» **Work order**
Copy each line that contains the string "Clicker", taking them from the material.

» **Material for this task**
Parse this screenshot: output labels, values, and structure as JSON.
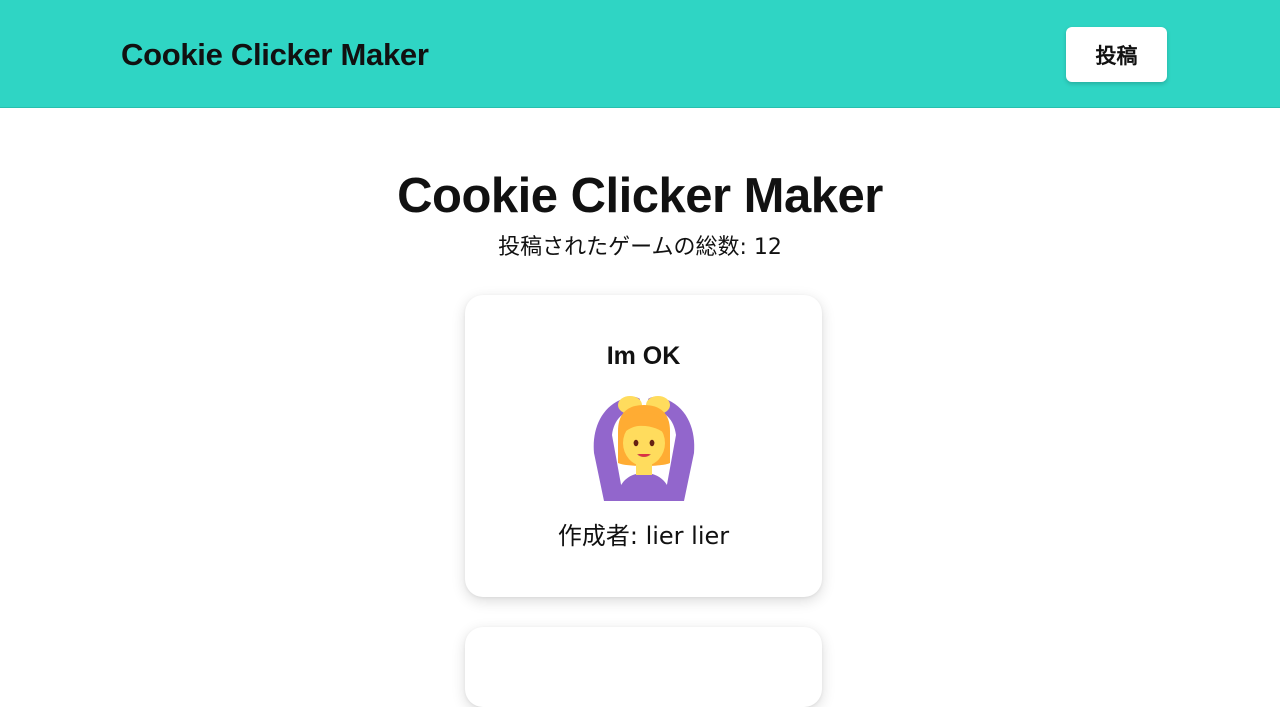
{
  "header": {
    "brand": "Cookie Clicker Maker",
    "post_label": "投稿"
  },
  "main": {
    "title": "Cookie Clicker Maker",
    "total_label": "投稿されたゲームの総数: 12"
  },
  "games": [
    {
      "title": "Im OK",
      "icon": "person-gesturing-ok-emoji",
      "author_label": "作成者: lier lier"
    }
  ],
  "colors": {
    "header_bg": "#2fd5c4",
    "card_bg": "#ffffff",
    "text": "#111111",
    "emoji_purple": "#9266cc",
    "emoji_skin": "#ffdc5d",
    "emoji_hair": "#ffac33"
  }
}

» **Answer below**
    "brand": "Cookie Clicker Maker",
    "title": "Cookie Clicker Maker",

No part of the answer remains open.